→ Task to carry out
Copy out each line of the data that holds the word "description".

[Stored data]
[Start of section]

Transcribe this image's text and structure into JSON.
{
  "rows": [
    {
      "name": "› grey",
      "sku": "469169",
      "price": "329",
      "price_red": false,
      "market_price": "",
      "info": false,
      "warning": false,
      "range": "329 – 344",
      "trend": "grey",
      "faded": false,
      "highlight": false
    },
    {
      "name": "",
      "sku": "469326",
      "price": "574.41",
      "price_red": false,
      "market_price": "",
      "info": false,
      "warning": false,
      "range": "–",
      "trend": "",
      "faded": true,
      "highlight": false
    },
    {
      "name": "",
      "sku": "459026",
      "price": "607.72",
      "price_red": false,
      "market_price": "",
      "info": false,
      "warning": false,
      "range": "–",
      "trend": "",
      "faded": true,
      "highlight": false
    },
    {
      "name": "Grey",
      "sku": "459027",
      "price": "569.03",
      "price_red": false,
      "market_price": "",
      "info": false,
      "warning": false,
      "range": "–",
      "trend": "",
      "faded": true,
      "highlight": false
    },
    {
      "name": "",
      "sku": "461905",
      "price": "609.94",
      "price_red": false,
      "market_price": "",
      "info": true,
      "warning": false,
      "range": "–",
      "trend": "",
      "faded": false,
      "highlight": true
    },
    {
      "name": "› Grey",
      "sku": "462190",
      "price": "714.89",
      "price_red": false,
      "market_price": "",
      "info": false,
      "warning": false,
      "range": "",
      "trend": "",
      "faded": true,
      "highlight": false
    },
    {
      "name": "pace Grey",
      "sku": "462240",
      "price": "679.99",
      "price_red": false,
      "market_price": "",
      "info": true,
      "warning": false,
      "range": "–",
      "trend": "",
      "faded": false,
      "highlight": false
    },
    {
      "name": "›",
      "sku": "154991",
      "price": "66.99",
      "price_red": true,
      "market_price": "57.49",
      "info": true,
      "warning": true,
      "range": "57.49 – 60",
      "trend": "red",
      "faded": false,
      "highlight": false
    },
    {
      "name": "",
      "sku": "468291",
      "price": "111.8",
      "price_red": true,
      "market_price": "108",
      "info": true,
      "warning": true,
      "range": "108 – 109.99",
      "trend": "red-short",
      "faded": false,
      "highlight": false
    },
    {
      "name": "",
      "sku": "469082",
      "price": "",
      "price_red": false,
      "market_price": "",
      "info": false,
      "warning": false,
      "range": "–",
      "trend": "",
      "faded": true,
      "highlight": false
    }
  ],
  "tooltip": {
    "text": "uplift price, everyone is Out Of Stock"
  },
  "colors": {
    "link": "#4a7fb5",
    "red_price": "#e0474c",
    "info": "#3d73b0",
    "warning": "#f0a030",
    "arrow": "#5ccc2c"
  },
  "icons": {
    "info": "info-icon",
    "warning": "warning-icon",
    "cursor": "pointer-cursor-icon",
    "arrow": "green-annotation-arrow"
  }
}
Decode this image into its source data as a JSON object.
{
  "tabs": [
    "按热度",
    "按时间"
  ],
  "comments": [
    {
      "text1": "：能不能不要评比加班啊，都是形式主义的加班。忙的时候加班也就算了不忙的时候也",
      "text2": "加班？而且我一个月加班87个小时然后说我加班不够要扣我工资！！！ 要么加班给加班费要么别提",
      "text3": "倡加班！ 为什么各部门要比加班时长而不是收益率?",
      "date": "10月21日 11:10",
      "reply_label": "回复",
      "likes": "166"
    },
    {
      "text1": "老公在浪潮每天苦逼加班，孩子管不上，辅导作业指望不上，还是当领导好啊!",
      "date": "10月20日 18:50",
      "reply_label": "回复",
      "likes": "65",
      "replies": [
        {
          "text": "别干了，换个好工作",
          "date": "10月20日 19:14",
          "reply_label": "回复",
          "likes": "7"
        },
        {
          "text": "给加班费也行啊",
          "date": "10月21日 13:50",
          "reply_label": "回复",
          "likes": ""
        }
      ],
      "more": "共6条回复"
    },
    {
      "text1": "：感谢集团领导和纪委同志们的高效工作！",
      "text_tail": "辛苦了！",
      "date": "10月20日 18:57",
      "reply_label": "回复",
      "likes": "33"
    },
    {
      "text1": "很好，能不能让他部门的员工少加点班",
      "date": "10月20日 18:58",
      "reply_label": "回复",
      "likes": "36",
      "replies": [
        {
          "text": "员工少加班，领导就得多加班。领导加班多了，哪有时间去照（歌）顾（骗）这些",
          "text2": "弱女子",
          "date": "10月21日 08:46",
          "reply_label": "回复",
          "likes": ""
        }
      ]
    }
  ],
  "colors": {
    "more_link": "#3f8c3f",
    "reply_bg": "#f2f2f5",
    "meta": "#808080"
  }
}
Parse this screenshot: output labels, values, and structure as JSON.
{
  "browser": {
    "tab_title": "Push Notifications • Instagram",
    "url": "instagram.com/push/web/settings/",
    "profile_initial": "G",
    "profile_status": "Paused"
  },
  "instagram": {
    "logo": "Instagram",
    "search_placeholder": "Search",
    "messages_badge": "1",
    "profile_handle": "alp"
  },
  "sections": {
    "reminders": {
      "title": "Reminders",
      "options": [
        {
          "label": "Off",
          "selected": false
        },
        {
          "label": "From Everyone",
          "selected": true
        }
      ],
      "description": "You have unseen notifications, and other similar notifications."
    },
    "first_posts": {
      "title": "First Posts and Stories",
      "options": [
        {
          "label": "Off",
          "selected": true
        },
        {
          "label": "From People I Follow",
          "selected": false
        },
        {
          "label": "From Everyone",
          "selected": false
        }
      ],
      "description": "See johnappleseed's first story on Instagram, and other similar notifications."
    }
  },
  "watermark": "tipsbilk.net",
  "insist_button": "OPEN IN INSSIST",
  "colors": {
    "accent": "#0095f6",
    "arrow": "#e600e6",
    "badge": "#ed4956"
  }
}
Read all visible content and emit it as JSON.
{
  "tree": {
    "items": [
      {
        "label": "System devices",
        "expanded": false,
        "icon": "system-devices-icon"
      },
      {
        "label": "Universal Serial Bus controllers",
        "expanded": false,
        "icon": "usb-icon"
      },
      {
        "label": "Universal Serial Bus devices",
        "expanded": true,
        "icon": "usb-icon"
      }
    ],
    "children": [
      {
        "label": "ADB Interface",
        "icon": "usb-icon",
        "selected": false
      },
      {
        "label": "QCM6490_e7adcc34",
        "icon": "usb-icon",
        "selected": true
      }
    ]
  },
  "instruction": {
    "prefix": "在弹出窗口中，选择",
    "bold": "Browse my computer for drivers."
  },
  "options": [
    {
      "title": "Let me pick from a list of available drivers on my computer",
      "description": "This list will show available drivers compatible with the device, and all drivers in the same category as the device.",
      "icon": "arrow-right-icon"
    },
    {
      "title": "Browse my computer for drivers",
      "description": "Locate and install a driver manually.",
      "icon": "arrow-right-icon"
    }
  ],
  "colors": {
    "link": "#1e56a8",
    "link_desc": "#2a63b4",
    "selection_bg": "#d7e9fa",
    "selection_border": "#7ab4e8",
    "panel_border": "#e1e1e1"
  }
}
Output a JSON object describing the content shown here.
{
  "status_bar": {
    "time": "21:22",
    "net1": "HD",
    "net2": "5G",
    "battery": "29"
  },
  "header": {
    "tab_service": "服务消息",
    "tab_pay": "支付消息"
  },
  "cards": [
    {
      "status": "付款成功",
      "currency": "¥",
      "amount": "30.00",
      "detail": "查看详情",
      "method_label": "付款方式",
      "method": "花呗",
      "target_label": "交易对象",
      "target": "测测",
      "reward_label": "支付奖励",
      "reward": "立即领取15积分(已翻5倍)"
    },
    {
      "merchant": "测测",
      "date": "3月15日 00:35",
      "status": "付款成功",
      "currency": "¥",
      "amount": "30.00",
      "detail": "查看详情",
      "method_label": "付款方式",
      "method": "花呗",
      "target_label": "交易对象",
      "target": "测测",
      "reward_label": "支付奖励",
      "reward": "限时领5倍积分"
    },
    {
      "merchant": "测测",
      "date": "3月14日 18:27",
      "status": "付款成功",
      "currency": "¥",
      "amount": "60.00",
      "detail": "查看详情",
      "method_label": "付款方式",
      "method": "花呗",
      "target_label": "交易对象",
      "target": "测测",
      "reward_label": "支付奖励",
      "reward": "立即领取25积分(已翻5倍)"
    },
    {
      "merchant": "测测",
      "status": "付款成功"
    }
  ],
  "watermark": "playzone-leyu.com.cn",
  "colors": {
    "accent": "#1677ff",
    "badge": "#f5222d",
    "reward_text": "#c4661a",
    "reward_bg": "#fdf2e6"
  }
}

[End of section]

→ Solution for this problem
      "description": "You have unseen notifications, and other similar notifications."
      "description": "See johnappleseed's first story on Instagram, and other similar notifications."
      "description": "This list will show available drivers compatible with the device, and all drivers in the same category as the device.",
      "description": "Locate and install a driver manually.",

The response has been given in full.